------ Source material ------

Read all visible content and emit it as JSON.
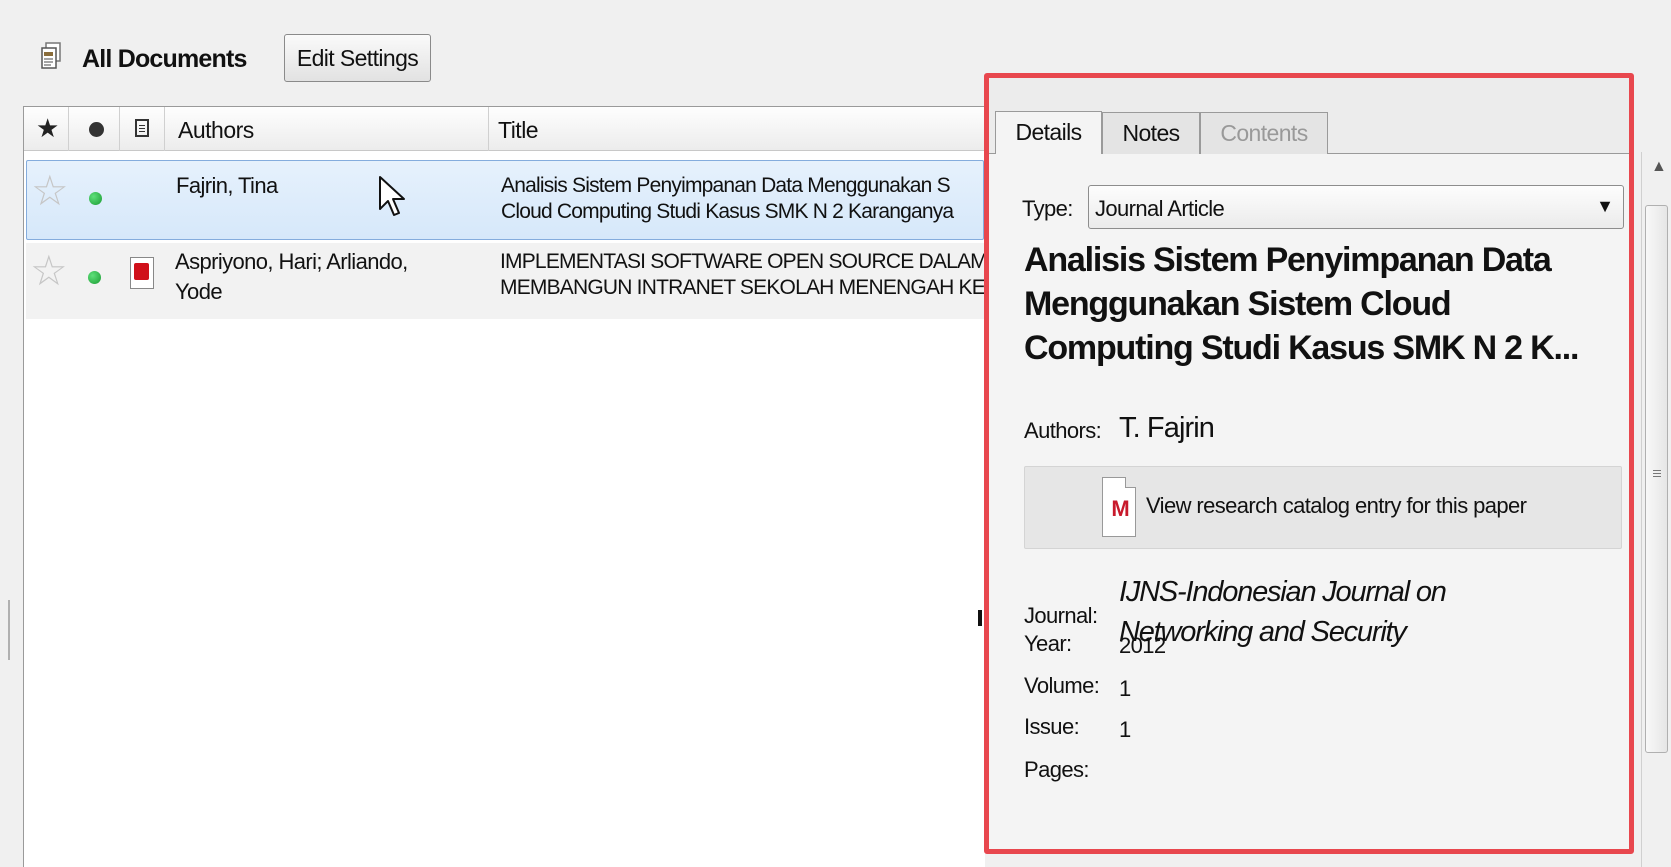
{
  "header": {
    "title": "All Documents",
    "edit_settings_label": "Edit Settings"
  },
  "list": {
    "columns": {
      "authors": "Authors",
      "title": "Title"
    },
    "rows": [
      {
        "authors_line1": "Fajrin, Tina",
        "authors_line2": "",
        "title_line1": "Analisis Sistem Penyimpanan Data Menggunakan S",
        "title_line2": "Cloud Computing Studi Kasus SMK N 2 Karanganya",
        "starred": false,
        "read_status": "unread",
        "has_pdf": false,
        "selected": true
      },
      {
        "authors_line1": "Aspriyono, Hari; Arliando,",
        "authors_line2": "Yode",
        "title_line1": "IMPLEMENTASI SOFTWARE OPEN SOURCE DALAM",
        "title_line2": "MEMBANGUN INTRANET SEKOLAH MENENGAH KE",
        "starred": false,
        "read_status": "unread",
        "has_pdf": true,
        "selected": false
      }
    ]
  },
  "details_panel": {
    "tabs": [
      {
        "label": "Details",
        "active": true,
        "enabled": true
      },
      {
        "label": "Notes",
        "active": false,
        "enabled": true
      },
      {
        "label": "Contents",
        "active": false,
        "enabled": false
      }
    ],
    "type_label": "Type:",
    "type_value": "Journal Article",
    "title_line1": "Analisis Sistem Penyimpanan Data",
    "title_line2": "Menggunakan Sistem Cloud",
    "title_line3": "Computing Studi Kasus SMK N 2 K...",
    "authors_label": "Authors:",
    "authors_value": "T. Fajrin",
    "catalog_link": "View research catalog entry for this paper",
    "journal_label": "Journal:",
    "journal_line1": "IJNS-Indonesian Journal on",
    "journal_line2": "Networking and Security",
    "year_label": "Year:",
    "year_value": "2012",
    "volume_label": "Volume:",
    "volume_value": "1",
    "issue_label": "Issue:",
    "issue_value": "1",
    "pages_label": "Pages:",
    "pages_value": ""
  },
  "colors": {
    "highlight_border": "#e8474e",
    "selection_bg": "#d6e8fa",
    "read_dot": "#1b9b33",
    "pdf_red": "#d0101a"
  },
  "icons": {
    "documents": "documents-icon",
    "star": "star-icon",
    "dot": "read-status-icon",
    "file": "file-icon",
    "pdf": "pdf-icon",
    "catalog": "research-catalog-icon",
    "dropdown": "chevron-down-icon"
  }
}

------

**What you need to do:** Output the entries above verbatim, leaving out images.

**Solution to this problem:**
Read all visible content and emit it as JSON.
{
  "header": {
    "title": "All Documents",
    "edit_settings_label": "Edit Settings"
  },
  "list": {
    "columns": {
      "authors": "Authors",
      "title": "Title"
    },
    "rows": [
      {
        "authors_line1": "Fajrin, Tina",
        "authors_line2": "",
        "title_line1": "Analisis Sistem Penyimpanan Data Menggunakan S",
        "title_line2": "Cloud Computing Studi Kasus SMK N 2 Karanganya",
        "starred": false,
        "read_status": "unread",
        "has_pdf": false,
        "selected": true
      },
      {
        "authors_line1": "Aspriyono, Hari; Arliando,",
        "authors_line2": "Yode",
        "title_line1": "IMPLEMENTASI SOFTWARE OPEN SOURCE DALAM",
        "title_line2": "MEMBANGUN INTRANET SEKOLAH MENENGAH KE",
        "starred": false,
        "read_status": "unread",
        "has_pdf": true,
        "selected": false
      }
    ]
  },
  "details_panel": {
    "tabs": [
      {
        "label": "Details",
        "active": true,
        "enabled": true
      },
      {
        "label": "Notes",
        "active": false,
        "enabled": true
      },
      {
        "label": "Contents",
        "active": false,
        "enabled": false
      }
    ],
    "type_label": "Type:",
    "type_value": "Journal Article",
    "title_line1": "Analisis Sistem Penyimpanan Data",
    "title_line2": "Menggunakan Sistem Cloud",
    "title_line3": "Computing Studi Kasus SMK N 2 K...",
    "authors_label": "Authors:",
    "authors_value": "T. Fajrin",
    "catalog_link": "View research catalog entry for this paper",
    "journal_label": "Journal:",
    "journal_line1": "IJNS-Indonesian Journal on",
    "journal_line2": "Networking and Security",
    "year_label": "Year:",
    "year_value": "2012",
    "volume_label": "Volume:",
    "volume_value": "1",
    "issue_label": "Issue:",
    "issue_value": "1",
    "pages_label": "Pages:",
    "pages_value": ""
  },
  "colors": {
    "highlight_border": "#e8474e",
    "selection_bg": "#d6e8fa",
    "read_dot": "#1b9b33",
    "pdf_red": "#d0101a"
  },
  "icons": {
    "documents": "documents-icon",
    "star": "star-icon",
    "dot": "read-status-icon",
    "file": "file-icon",
    "pdf": "pdf-icon",
    "catalog": "research-catalog-icon",
    "dropdown": "chevron-down-icon"
  }
}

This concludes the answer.